EXERCISE DIRECTIONS: Using the data below, find how many lines include the word "Eden" and report that figure alone.

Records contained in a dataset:
Segment Open

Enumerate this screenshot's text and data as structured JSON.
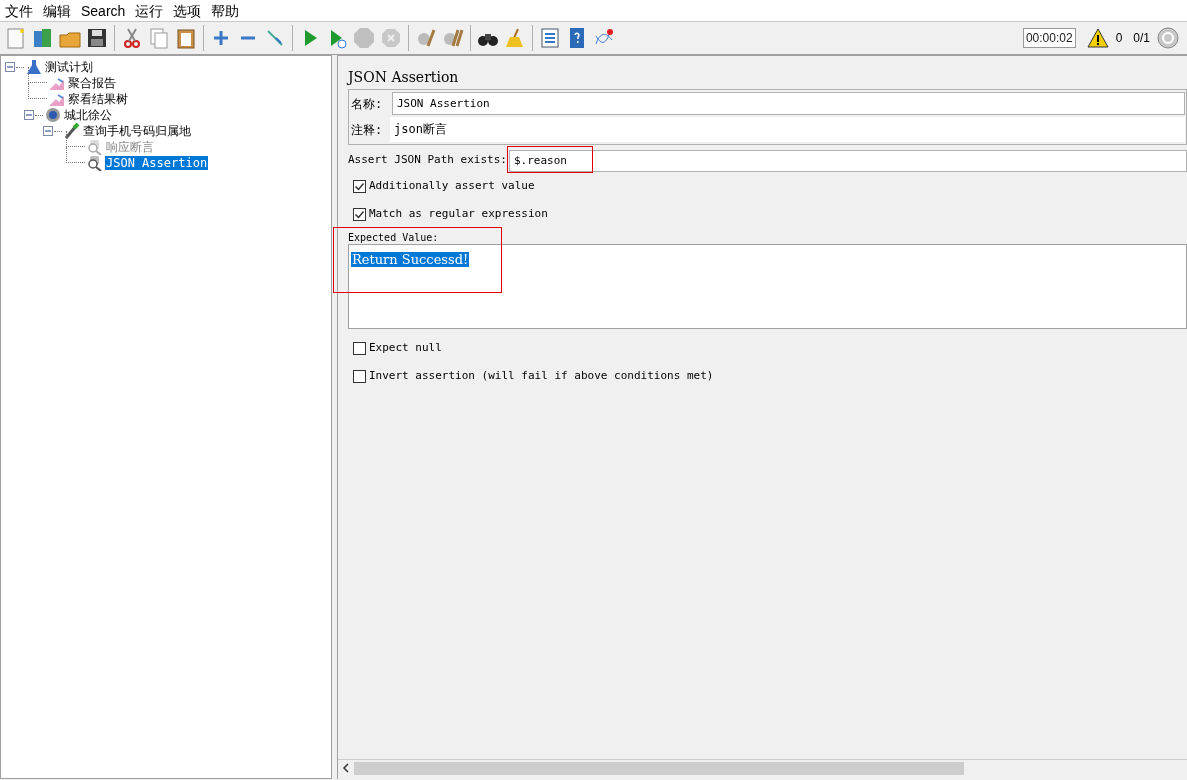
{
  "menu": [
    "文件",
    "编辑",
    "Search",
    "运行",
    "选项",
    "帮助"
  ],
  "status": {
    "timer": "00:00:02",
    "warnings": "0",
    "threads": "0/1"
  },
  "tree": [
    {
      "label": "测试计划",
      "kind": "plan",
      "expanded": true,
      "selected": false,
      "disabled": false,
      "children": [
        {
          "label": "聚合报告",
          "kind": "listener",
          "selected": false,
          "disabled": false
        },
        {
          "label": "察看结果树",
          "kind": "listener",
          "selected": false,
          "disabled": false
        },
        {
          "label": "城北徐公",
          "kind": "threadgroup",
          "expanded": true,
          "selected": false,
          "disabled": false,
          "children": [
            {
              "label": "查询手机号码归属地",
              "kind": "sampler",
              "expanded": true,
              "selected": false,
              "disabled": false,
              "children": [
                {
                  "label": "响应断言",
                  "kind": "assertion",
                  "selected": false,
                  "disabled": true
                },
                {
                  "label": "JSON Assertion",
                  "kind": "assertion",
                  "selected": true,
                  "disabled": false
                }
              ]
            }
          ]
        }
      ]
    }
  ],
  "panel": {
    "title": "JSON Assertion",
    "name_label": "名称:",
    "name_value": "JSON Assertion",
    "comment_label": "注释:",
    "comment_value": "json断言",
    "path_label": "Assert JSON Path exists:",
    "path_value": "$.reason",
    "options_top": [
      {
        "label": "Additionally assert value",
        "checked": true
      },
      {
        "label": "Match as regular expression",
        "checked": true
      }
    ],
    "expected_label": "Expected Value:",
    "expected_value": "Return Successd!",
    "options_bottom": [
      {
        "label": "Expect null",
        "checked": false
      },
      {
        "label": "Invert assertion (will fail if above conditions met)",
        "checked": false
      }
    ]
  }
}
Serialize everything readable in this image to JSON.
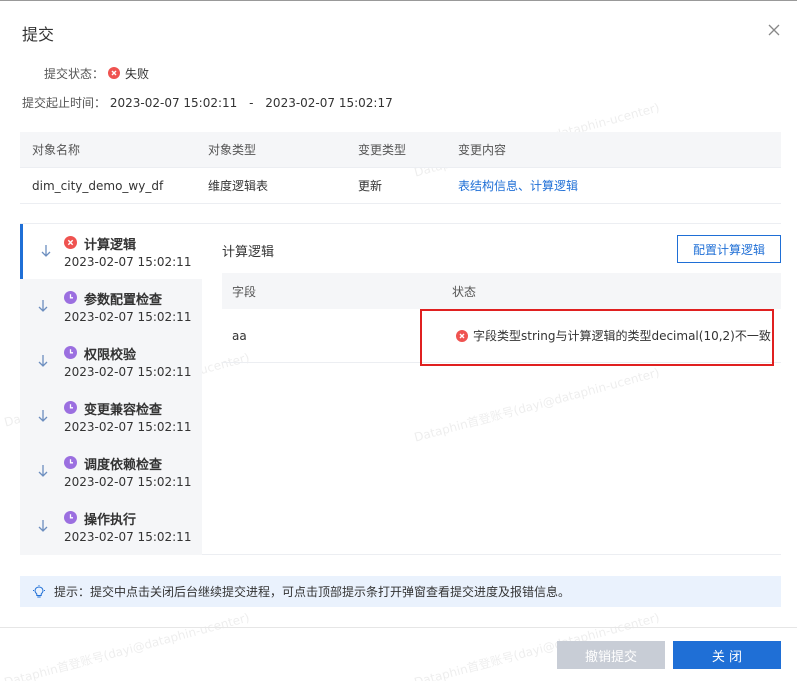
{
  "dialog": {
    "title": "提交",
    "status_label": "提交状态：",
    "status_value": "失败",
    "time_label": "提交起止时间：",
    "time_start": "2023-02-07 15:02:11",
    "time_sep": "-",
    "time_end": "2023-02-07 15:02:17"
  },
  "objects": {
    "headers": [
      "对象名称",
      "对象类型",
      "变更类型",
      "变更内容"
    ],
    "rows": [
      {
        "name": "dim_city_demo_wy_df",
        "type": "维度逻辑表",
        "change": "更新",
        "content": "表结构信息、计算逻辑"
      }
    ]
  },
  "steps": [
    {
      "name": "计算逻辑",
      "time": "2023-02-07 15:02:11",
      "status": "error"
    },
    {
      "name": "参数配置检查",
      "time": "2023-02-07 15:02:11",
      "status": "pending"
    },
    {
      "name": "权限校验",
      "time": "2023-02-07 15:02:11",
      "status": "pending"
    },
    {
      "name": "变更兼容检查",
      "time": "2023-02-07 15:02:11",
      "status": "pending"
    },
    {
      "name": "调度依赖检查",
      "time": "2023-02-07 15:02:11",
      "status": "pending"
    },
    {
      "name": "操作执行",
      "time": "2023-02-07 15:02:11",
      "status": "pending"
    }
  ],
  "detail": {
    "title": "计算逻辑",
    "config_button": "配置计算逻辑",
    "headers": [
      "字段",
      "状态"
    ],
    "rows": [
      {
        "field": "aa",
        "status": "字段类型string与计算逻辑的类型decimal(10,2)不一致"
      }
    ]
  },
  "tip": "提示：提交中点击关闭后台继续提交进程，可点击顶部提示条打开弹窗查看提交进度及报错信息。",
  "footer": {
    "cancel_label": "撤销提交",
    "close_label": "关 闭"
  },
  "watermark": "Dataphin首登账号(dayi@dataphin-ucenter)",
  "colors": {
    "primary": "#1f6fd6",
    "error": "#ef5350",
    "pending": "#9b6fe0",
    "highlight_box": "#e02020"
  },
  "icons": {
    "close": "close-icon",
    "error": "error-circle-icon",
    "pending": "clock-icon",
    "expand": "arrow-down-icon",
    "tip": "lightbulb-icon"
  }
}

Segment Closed
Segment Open

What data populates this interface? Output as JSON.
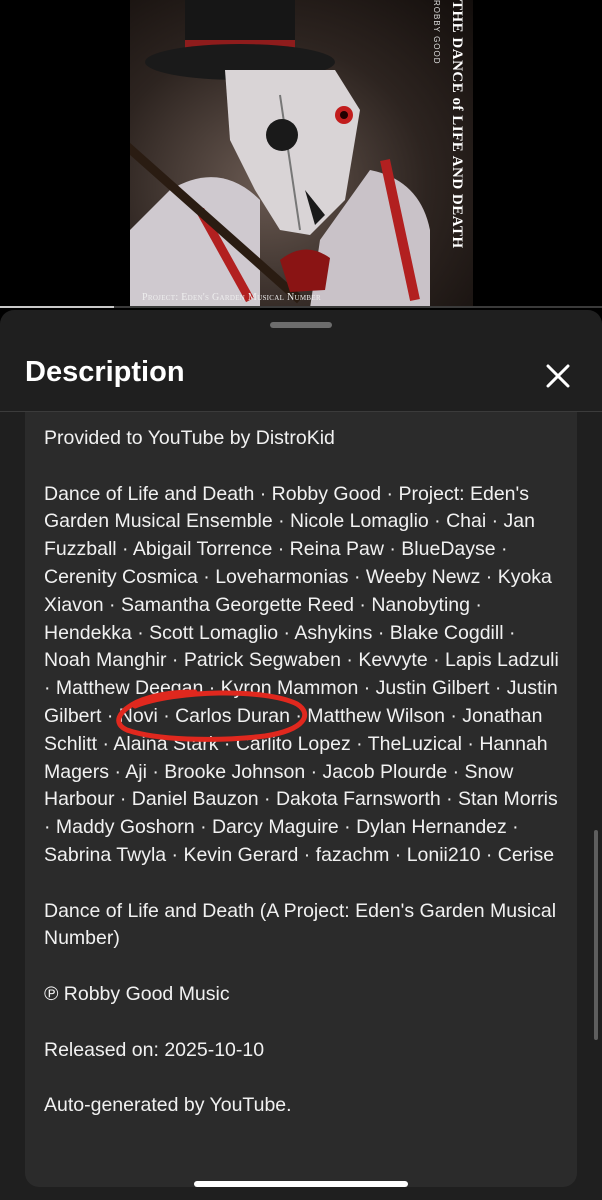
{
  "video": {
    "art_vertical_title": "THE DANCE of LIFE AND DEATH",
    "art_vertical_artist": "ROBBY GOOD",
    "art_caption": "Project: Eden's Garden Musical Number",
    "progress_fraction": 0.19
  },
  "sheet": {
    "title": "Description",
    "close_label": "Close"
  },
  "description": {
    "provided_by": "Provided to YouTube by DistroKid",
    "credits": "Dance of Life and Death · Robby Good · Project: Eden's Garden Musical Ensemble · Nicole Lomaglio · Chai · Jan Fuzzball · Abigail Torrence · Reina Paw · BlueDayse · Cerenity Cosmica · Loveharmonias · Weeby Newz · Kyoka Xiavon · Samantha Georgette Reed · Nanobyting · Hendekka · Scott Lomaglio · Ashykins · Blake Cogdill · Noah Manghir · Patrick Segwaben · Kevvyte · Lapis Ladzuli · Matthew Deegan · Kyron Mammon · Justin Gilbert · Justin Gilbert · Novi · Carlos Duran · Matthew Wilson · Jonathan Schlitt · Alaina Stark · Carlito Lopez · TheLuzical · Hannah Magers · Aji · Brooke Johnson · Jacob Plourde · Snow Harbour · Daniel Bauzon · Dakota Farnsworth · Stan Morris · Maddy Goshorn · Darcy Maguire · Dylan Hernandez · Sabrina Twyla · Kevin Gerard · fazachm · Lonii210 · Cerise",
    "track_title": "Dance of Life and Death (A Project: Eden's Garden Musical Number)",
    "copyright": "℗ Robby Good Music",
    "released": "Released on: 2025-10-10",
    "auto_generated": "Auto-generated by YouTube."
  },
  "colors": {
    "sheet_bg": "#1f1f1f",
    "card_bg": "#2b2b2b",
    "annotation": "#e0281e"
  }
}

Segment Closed
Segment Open

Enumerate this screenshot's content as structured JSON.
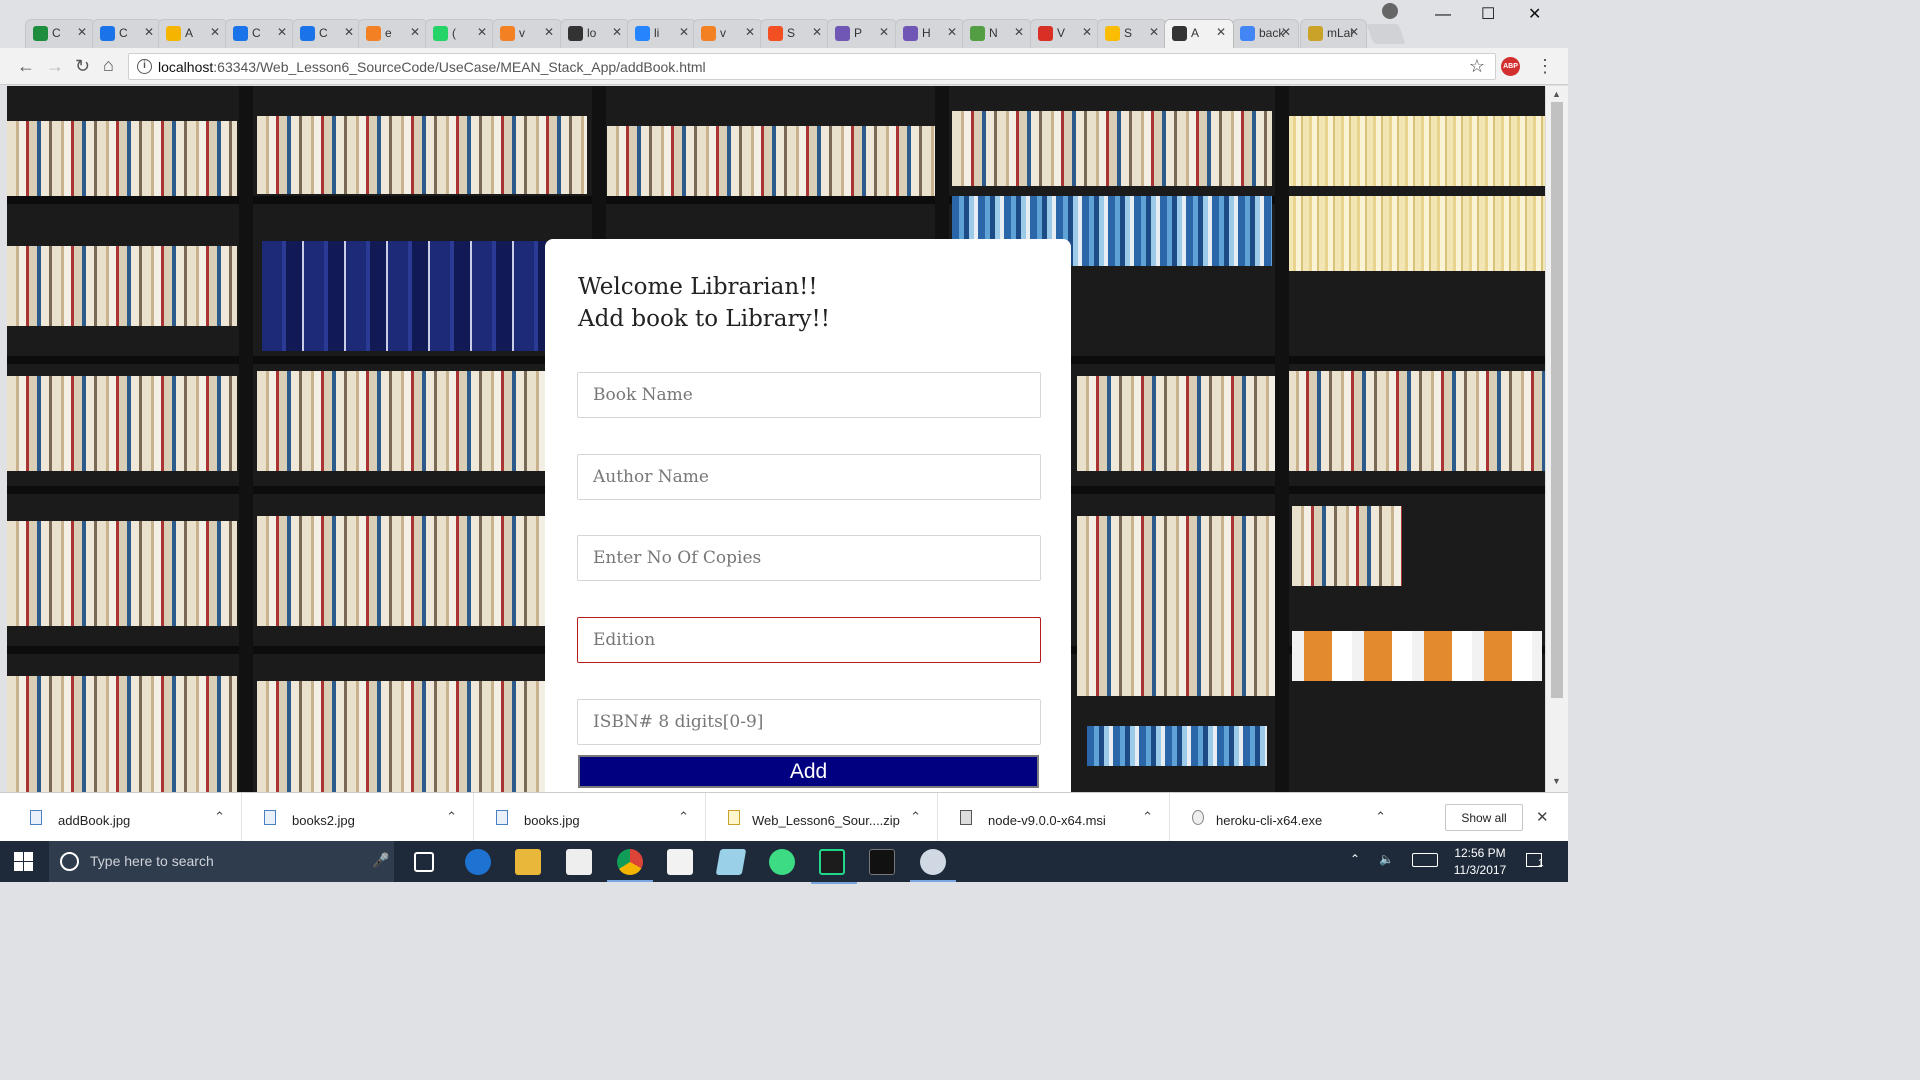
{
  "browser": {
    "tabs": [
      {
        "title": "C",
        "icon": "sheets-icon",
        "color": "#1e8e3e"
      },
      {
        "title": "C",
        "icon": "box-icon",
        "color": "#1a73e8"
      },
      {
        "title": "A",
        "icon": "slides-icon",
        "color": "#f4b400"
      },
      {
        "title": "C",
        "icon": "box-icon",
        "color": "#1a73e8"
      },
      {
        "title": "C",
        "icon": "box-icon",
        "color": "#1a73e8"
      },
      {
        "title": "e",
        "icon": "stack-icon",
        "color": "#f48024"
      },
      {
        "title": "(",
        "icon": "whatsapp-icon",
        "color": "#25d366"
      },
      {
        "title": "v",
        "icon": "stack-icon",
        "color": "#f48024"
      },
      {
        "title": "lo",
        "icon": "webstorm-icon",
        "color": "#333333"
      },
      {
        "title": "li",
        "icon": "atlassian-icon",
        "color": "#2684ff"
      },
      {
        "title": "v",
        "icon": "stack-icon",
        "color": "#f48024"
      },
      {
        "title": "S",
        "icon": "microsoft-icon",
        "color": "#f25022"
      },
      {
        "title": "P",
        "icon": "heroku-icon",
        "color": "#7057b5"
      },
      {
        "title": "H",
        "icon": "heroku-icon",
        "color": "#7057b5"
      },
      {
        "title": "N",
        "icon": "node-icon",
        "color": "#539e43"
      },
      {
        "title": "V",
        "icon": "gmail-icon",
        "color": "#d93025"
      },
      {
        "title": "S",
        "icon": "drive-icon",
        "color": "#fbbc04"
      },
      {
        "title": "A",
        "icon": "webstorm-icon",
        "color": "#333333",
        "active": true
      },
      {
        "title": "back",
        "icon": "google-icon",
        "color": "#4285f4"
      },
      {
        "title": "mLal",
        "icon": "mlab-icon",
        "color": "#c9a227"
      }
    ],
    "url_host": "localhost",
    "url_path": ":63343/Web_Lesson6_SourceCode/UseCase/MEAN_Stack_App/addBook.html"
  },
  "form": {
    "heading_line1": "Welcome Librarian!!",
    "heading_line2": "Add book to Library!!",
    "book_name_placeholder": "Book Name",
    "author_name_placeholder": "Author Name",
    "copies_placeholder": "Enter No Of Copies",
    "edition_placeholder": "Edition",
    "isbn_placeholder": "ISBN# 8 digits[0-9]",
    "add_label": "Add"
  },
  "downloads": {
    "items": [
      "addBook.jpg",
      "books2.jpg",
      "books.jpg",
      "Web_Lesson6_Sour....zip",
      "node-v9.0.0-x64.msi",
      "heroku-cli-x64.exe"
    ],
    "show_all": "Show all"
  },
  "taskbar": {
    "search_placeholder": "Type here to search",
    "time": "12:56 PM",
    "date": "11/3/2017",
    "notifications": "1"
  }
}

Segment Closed

ANSWER TO THE PROBLEM: 3